What 2017 brought and what will 2018 bring

2017 has been an interesting year. It was the year I started my Master’s studies, MSc in Science Communication, the departure of my supervisor at work, my computer rig GPU upgrade to an Nvidia Geforce GTX 1080ti, vacation in Vancouver and Seattle, the first for me on a North American continent, purchase of my first ever Macbook Pro, upgrade my phone to an iPhone X, and for the first time, buying and wearing an Apple Watch.

2017 has been tough, but meaningful. Looking back, lots of things happened, mostly an investment for my future. 2018 will no doubt be largely similar, maybe perhaps even more challenging, when it is now time to begin on my final year project that would ultimately wrap up my studies, ending my two-year journey as a student once again. Getting a Master’s degree is where I will officially end my formal studies. It has been a very long journey in my education. I have been studying my whole life, on top of starting off with my career upon graduation.

I am seeing 2018 with both an eye for excitement and trepidation. I see major changes is on its way to sweep me off my feet. I must be prepared for the wave, staying rooted, but letting it go at the right time when opportunity arises. I have yet to come up with my New Year’s Resolutions for 2018. I must come up with one soon. It will be a great way to anchor myself for the challenges ahead.

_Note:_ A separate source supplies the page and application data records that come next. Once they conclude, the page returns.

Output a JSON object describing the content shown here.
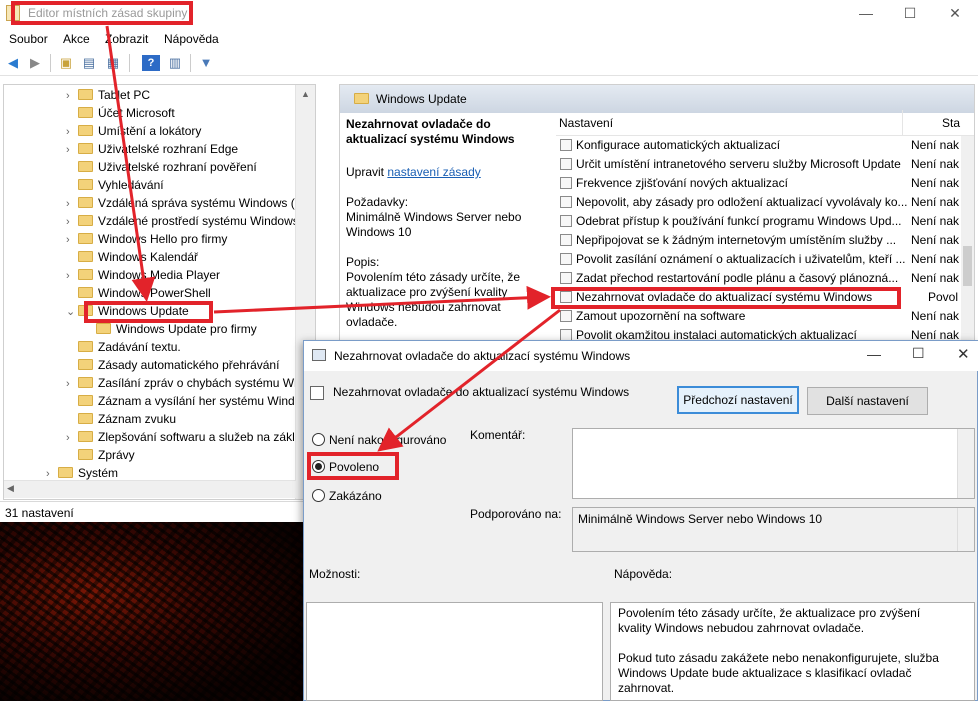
{
  "window": {
    "title": "Editor místních zásad skupiny"
  },
  "menu": [
    "Soubor",
    "Akce",
    "Zobrazit",
    "Nápověda"
  ],
  "tree": {
    "items": [
      {
        "label": "Tablet PC",
        "chevron": "›"
      },
      {
        "label": "Účet Microsoft",
        "chevron": ""
      },
      {
        "label": "Umístění a lokátory",
        "chevron": "›"
      },
      {
        "label": "Uživatelské rozhraní Edge",
        "chevron": "›"
      },
      {
        "label": "Uživatelské rozhraní pověření",
        "chevron": ""
      },
      {
        "label": "Vyhledávání",
        "chevron": ""
      },
      {
        "label": "Vzdálená správa systému Windows (Win",
        "chevron": "›"
      },
      {
        "label": "Vzdálené prostředí systému Windows",
        "chevron": "›"
      },
      {
        "label": "Windows Hello pro firmy",
        "chevron": "›"
      },
      {
        "label": "Windows Kalendář",
        "chevron": ""
      },
      {
        "label": "Windows Media Player",
        "chevron": "›"
      },
      {
        "label": "Windows PowerShell",
        "chevron": ""
      },
      {
        "label": "Windows Update",
        "chevron": "⌄"
      },
      {
        "label": "Windows Update pro firmy",
        "chevron": ""
      },
      {
        "label": "Zadávání textu.",
        "chevron": ""
      },
      {
        "label": "Zásady automatického přehrávání",
        "chevron": ""
      },
      {
        "label": "Zasílání zpráv o chybách systému Wir",
        "chevron": "›"
      },
      {
        "label": "Záznam a vysílání her systému Windo",
        "chevron": ""
      },
      {
        "label": "Záznam zvuku",
        "chevron": ""
      },
      {
        "label": "Zlepšování softwaru a služeb na zákla",
        "chevron": "›"
      },
      {
        "label": "Zprávy",
        "chevron": ""
      },
      {
        "label": "Systém",
        "chevron": "›"
      }
    ]
  },
  "status": {
    "text": "31 nastavení"
  },
  "right_pane": {
    "header": "Windows Update",
    "desc_title": "Nezahrnovat ovladače do aktualizací systému Windows",
    "edit_prefix": "Upravit",
    "edit_link": "nastavení zásady",
    "req_label": "Požadavky:",
    "req_text": "Minimálně Windows Server nebo Windows 10",
    "desc_label": "Popis:",
    "desc_text": "Povolením této zásady určíte, že aktualizace pro zvýšení kvality Windows nebudou zahrnovat ovladače.",
    "col_setting": "Nastavení",
    "col_state": "Sta",
    "rows": [
      {
        "name": "Konfigurace automatických aktualizací",
        "state": "Není nak"
      },
      {
        "name": "Určit umístění intranetového serveru služby Microsoft Update",
        "state": "Není nak"
      },
      {
        "name": "Frekvence zjišťování nových aktualizací",
        "state": "Není nak"
      },
      {
        "name": "Nepovolit, aby zásady pro odložení aktualizací vyvolávaly ko...",
        "state": "Není nak"
      },
      {
        "name": "Odebrat přístup k používání funkcí programu Windows Upd...",
        "state": "Není nak"
      },
      {
        "name": "Nepřipojovat se k žádným internetovým umístěním služby ...",
        "state": "Není nak"
      },
      {
        "name": "Povolit zasílání oznámení o aktualizacích i uživatelům, kteří ...",
        "state": "Není nak"
      },
      {
        "name": "Zadat přechod restartování podle plánu a časový plánozná...",
        "state": "Není nak"
      },
      {
        "name": "Nezahrnovat ovladače do aktualizací systému Windows",
        "state": "Povol"
      },
      {
        "name": "Zamout upozornění na software",
        "state": "Není nak"
      },
      {
        "name": "Povolit okamžitou instalaci automatických aktualizací",
        "state": "Není nak"
      }
    ]
  },
  "dialog": {
    "title": "Nezahrnovat ovladače do aktualizací systému Windows",
    "subtitle": "Nezahrnovat ovladače do aktualizací systému Windows",
    "prev_btn": "Předchozí nastavení",
    "next_btn": "Další nastavení",
    "radio_not_configured": "Není nakonfigurováno",
    "radio_enabled": "Povoleno",
    "radio_disabled": "Zakázáno",
    "comment_label": "Komentář:",
    "supported_label": "Podporováno na:",
    "supported_value": "Minimálně Windows Server nebo Windows 10",
    "options_label": "Možnosti:",
    "help_label": "Nápověda:",
    "help_p1": "Povolením této zásady určíte, že aktualizace pro zvýšení kvality Windows nebudou zahrnovat ovladače.",
    "help_p2": "Pokud tuto zásadu zakážete nebo nenakonfigurujete, služba Windows Update bude aktualizace s klasifikací ovladač zahrnovat."
  },
  "colors": {
    "annotation": "#e2232a",
    "header_gradient": "#cdd6e2",
    "primary_border": "#3c8cd8"
  }
}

Overall, I am blessed and grateful for all the good things that has happened to me in 2017. Life may be challenging this past year, but I managed to weather them all and instead be rewarded with all the good things in life that we so often take for granted. Financially stable, in good health, surrounded by loving friends and family. What more can I possibly ask for?